Dr Trent Buskirk (Bowling Green State University) - Presenting Author
Mr John Jardine (Bowling Green State University)
Mr Youzhi Yu (Bowling Green State University)

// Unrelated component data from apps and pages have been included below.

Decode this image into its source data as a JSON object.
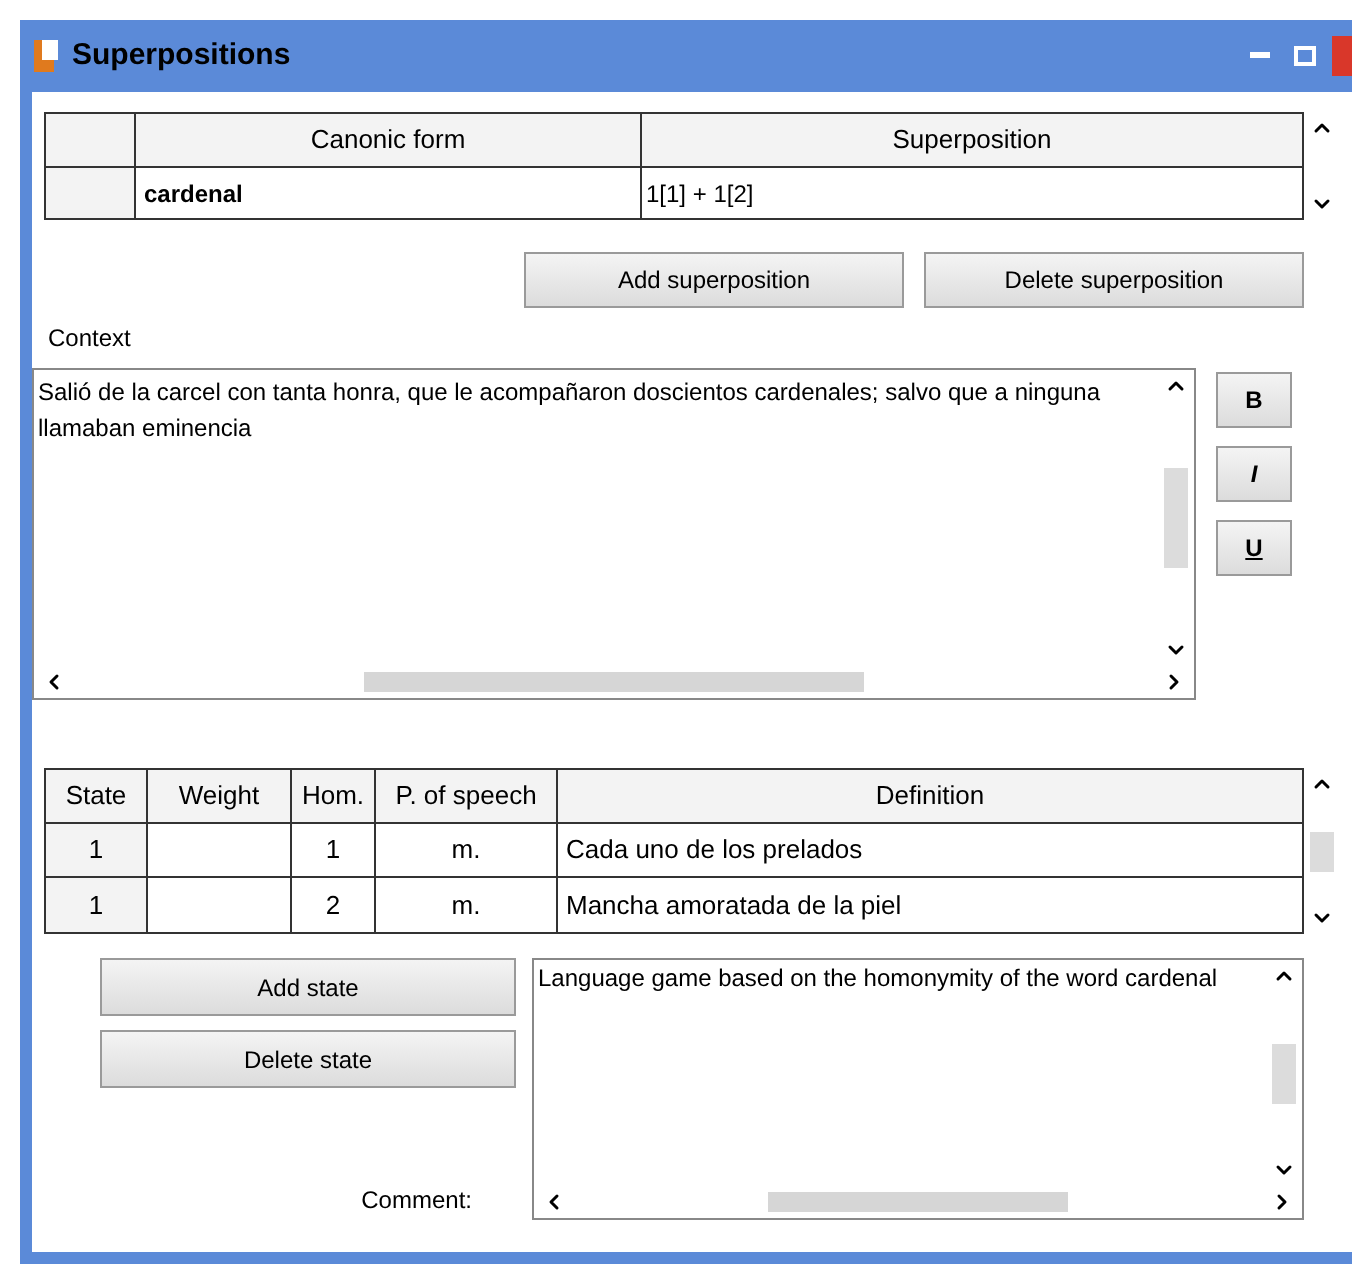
{
  "window": {
    "title": "Superpositions"
  },
  "superpositions": {
    "columns": [
      "Canonic form",
      "Superposition"
    ],
    "rows": [
      {
        "canonic_form": "cardenal",
        "superposition": "1[1] + 1[2]"
      }
    ]
  },
  "buttons": [
    "Add superposition",
    "Delete superposition"
  ],
  "context": {
    "label": "Context",
    "text": "Salió de la carcel con tanta honra, que le acompañaron doscientos cardenales; salvo que a ninguna llamaban eminencia"
  },
  "format_buttons": [
    "B",
    "I",
    "U"
  ],
  "states": {
    "columns": [
      "State",
      "Weight",
      "Hom.",
      "P. of speech",
      "Definition"
    ],
    "rows": [
      [
        "1",
        "",
        "1",
        "m.",
        "Cada uno de los prelados"
      ],
      [
        "1",
        "",
        "2",
        "m.",
        "Mancha amoratada de la piel"
      ]
    ]
  },
  "state_buttons": [
    "Add state",
    "Delete state"
  ],
  "comment": {
    "label": "Comment:",
    "text": "Language game based on the homonymity of the word cardenal"
  }
}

Rises in survey costs and declining response rates combined with increases in the number and types of access methods for alternate big data sources have allowed survey researchers a wider pallet of information to draw upon for creating estimates of public opinion. Administrative, open web data and digital trace data like Google Search Trends have emerged as possible alternative sources of alternate data, in part because of their cost and ease of acquisition. In this research we utilize over a dozen open-web administrative and survey data sources that were publicly available through the CovidCast API from the Delphi Group at Carnegie Mellon University along with Google Trends data that we gathered over a contemporaneous 50-plus week time window. The Google Trends data captured incidence rates for keywords within 8 COVID-19 categories including: COVID disease, social distancing, testing, symptoms, masking, sanitizing, working and general virus. To facilitate analyses of this full corpus of gathered data, we built an R-shiny application that allows users to easily explore relationships between several outcomes simultaneously over time. Specifically, in this paper we use our tool to explore relationships over a 50-plus week time window at the height of the pandemic between Google Health Trends data gathered for the 8 COVID-19 categories and hundreds of COVID-19 outcomes measured across the data sets complied from both survey and open web administrative data, such as doctor visit incidence, symptom reporting and social distancing indices, among others. Our analyses will focus on three common measures of association between the Google Health Trends data and other data sources including correlation, comovement and change points. We will present both the findings of these specific analyses of Google Health Trends data as well as present the R-shiny app that will allow researchers to explore